    i bought an electric one at a garage sale about 5-6 ago. sure glad i did. bam bam im done.
  17. 13 point

    13 point Well-Known Member

    Here’s the thing , I run so many other things off my air compressor it only makes sense to use it for staples to . Now when I had no need for the other things, I did use a electric stapler . That said the air stapler shoots so much better and deeper IMO
  18. 15pt

    15pt Well-Known Member

    Agree 100%. I still put a few behind the armpits.
  19. Tanglewood Taxidermy

    Tanglewood Taxidermy Well-Known Member

    I use staples as needed. Usually 4 to 8 and it's not because I'm afraid the glue isn't going to hold. I use hide paste and do the same on my antler mounts and they remain as tight as a drum.
  20. George

    George The older I get, the better I was.

    13 Point, you are correct about staple depth on most commercial electric staplers but the Duo-Fast is a completely different animal. Staple are driven flush to the surface. Thin skinned animals need extra care. Ive stapled aluminum flashing to plywood and had the staple driven through the flashing. On upholstery, it will flush nail brocade to oak, ash, and poplar without being able to feel the staple head.

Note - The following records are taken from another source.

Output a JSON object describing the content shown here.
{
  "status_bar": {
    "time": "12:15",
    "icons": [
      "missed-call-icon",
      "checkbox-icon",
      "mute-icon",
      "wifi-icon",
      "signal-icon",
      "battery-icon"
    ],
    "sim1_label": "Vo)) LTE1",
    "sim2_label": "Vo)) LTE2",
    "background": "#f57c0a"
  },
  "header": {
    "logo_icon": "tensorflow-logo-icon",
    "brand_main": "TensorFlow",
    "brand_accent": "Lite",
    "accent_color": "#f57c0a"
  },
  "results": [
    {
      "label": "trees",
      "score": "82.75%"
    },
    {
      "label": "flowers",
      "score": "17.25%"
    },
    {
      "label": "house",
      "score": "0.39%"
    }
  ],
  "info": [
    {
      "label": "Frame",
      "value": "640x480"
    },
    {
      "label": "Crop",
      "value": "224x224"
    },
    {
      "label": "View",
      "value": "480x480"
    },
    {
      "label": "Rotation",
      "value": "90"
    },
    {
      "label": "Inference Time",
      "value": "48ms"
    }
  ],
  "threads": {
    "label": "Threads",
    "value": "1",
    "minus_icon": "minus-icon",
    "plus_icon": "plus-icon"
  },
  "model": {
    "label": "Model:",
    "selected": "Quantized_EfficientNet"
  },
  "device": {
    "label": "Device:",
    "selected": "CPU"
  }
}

    Now you "no staple" guys. Im sorry but I'm calling bull ship on that remark. I was a test bed for epoxy hide paste. None of the stuff you claim to be so great can hold a candle to epoxy paste. EVER! But that never stopped the common sense practice of stapling a hide to the back board. On pedestals, I Dremeled slots to tuck the hides and then drove 3 inch japan pins into the slots to onsure the damp hide stayed in place until the glue cured. The idea of not securing a hide to a backpanel seems senseless to me.